The laws governing the health-care industry are complex. Many business practices that are benign in any other industry in the country are problematic in the health-care context. Many smaller practices and even some multisite practices are simply unaware of the complexity. This is a delicate process that needs to be undertaken in an intelligent yet practical way. In addition to federal and state corporate practice of dentistry, self-referral, antikickback, and fraud and abuse laws, a whole host of other laws govern these businesses—covering matters such as patient privacy and security, marketing, consumer finance and fair lending practices, employment (which governs employees, independent contractors, and restrictive covenants), patient notification, and more.
Over the past few years, we have seen a growing disparity between the pricing expectations of buyers and sellers in the dental market. For example, many smaller dental practices see the multiples commanded by much larger platforms and try to apply the same valuation principles to their own practices. Specifically, while some of the largest DSOs in the country have traded at multiples of EBITDA as high as thirteen or fourteen, a small practice or even a moderately sized multilocation practice would be hard-pressed to obtain that kind of evaluation. This wide range in the valuation of dental practices can be challenging for a DSO to explain. Furthermore, given the highly regulated nature of the health-care industry, there are limited tools available to try to bridge this gap in expectation evaluation, such as by offering certain compensation incentives postclosing.

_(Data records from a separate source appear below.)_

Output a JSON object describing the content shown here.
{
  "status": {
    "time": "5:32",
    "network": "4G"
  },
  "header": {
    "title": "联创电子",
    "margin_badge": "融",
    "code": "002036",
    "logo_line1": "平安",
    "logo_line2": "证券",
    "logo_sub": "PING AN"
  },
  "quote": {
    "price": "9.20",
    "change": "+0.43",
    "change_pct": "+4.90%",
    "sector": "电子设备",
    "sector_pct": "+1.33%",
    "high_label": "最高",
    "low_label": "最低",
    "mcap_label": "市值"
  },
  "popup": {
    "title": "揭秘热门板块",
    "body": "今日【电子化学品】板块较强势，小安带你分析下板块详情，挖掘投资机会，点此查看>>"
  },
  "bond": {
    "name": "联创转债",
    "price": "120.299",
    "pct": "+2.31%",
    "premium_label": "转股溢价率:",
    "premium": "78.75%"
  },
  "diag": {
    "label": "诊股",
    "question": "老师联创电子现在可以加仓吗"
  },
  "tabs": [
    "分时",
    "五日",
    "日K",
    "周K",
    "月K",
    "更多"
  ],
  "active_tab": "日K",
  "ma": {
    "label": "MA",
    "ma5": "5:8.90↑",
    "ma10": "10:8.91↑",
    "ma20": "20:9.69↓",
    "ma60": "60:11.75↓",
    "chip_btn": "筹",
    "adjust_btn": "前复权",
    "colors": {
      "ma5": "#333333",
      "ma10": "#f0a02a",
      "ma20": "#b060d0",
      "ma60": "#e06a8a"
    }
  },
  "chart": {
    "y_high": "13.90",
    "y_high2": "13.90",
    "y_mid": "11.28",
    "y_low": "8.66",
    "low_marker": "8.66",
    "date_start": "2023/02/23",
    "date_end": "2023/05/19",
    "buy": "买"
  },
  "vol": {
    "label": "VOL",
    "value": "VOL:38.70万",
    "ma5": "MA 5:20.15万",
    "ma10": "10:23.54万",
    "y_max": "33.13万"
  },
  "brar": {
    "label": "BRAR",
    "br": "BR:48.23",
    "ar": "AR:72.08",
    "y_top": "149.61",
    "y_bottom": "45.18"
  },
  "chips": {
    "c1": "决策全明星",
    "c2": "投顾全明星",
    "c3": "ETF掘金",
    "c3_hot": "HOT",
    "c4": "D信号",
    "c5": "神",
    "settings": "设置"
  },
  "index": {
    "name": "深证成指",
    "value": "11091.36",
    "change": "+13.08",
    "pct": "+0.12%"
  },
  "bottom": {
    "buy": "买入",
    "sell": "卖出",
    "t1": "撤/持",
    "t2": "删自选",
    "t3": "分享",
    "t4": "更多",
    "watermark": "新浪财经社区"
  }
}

Finally, attracting and retaining talented dentists and executives remains a bottleneck to consolidation. There is a clear shortage of both, and there will likely continue to be such a shortage for some time. This is especially true in rural or underserved areas. Accordingly, recruiting is taking up a greater and greater share of resources in today’s DSO world.
Bart Walker, JD, is a partner in the nationally recognized health-care practice at McGuireWoods LLP. A leading lawyer in the dental and DSO space, he advises health-care providers as well as equity sponsors and lenders to the health-care industry. He also works with providers, including DSOs, on regulatory and transactional matters.
Diana Castro, JD, is an associate at McGuireWoods LLP. She advises clients on mergers, acquisitions, private equity transactions, and health-care regulatory compliance matters. She represents health-care providers, sponsors, and lenders to the health-care industry. She also works with hospitals, ambulatory surgery centers, DSOs, and large physician group practices on regulatory and transactional matters.